Much power lies in the conveyance of information—in terms of both content and delivery. In an organization like a zoo or museum, communication often comes down to the label presented along with an exhibit. To a biologist who has studied an animal to great extent, a label bearing just that animal’s name would carry a great deal of information, but to a child encountering that animal for the first time, it would be virtually meaningless. Bennett sees an incredible opportunity in increasing the effectiveness of messaging. Thoughtful communication has the potential to not only educate, but inspire. “I originally got involved with zoos and aquariums because I felt it was so important to start exploring how to ‘get it right’ when it came to talking to people about animals,” she says, “especially when it came to conservation efforts and the trouble many species are in – often because of human actions/behavior.”
Collaboration & Connection
The heart of the co-design effort lies in collaboration. Now, at the beginning stages of the project, efforts are focused on building a coalition of voices and input. The AmeriCorps VISTA staff members are currently the connection to the various communities surrounding the zoo that the project hopes to involve in the co-design process. They have strong connections to the neighborhoods involved in the project, and much of their job centers around creating valuable relationships with local organizations, businesses, educational institutions, and individuals/ families.
As the endeavor progresses, focus groups and larger-scale community meetings will provide local residents and organizations opportunities to speak about what the zoo offers to the community, casting them in decision-maker roles along with facility staff and management.

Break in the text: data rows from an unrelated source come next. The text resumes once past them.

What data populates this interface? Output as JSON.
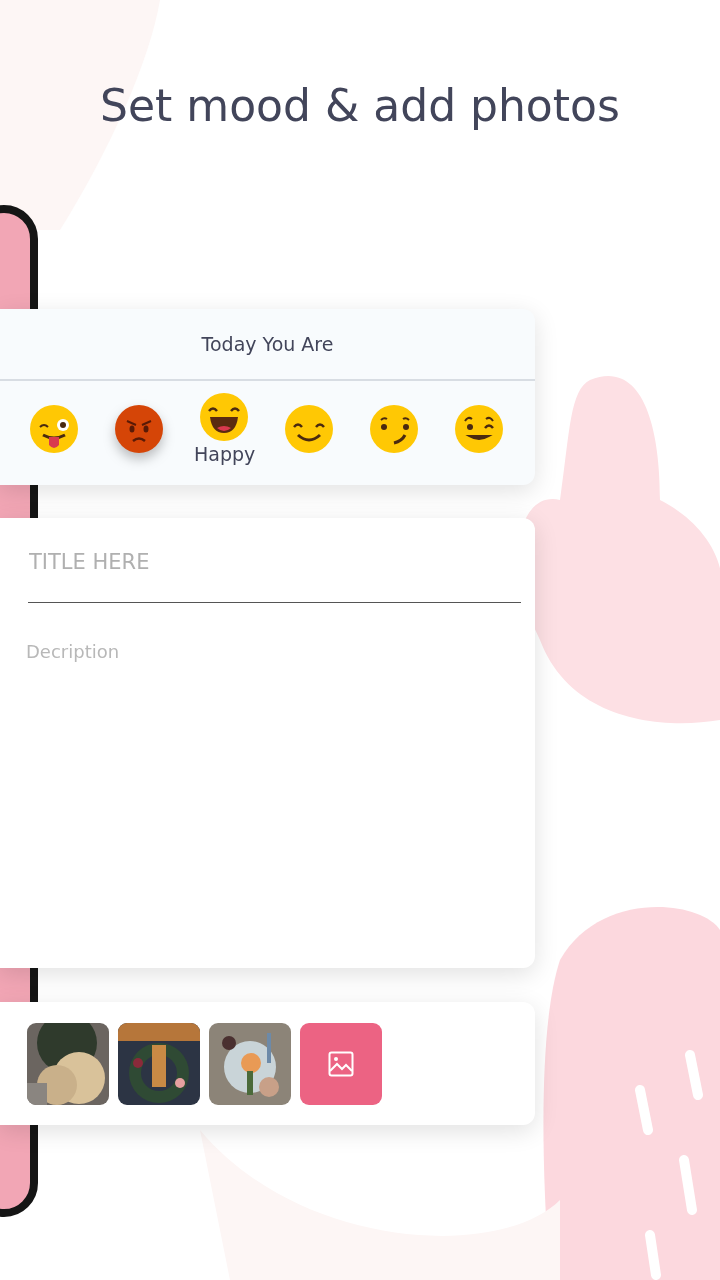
{
  "headline": "Set mood & add photos",
  "mood_card": {
    "title": "Today You Are",
    "moods": [
      {
        "kind": "tongue",
        "selected": false
      },
      {
        "kind": "angry",
        "selected": false
      },
      {
        "kind": "laugh",
        "selected": true,
        "label": "Happy"
      },
      {
        "kind": "smile",
        "selected": false
      },
      {
        "kind": "smirk",
        "selected": false
      },
      {
        "kind": "wink",
        "selected": false
      }
    ]
  },
  "entry_card": {
    "title_field": {
      "placeholder": "TITLE HERE"
    },
    "description_field": {
      "placeholder": "Decription"
    }
  },
  "photos_card": {
    "add_button": {
      "kind": "add-image"
    }
  }
}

It is this same spirit of connectivity and collaboration that drew Bennett to the Conservation Psychology program at AUNE. She appreciates the interdisciplinary nature of the program, and the way students are guided through the structured process so that their interests and passions can be combined with academics and scholarship to work towards producing innovative approaches/solutions to environmental issues. “The world needs new and more effective ways of strategic thinking through existing and new challenges to come,” she says, “and Antioch’s social justice-oriented approach seems to me to be an important part of creating and fostering such initiatives.”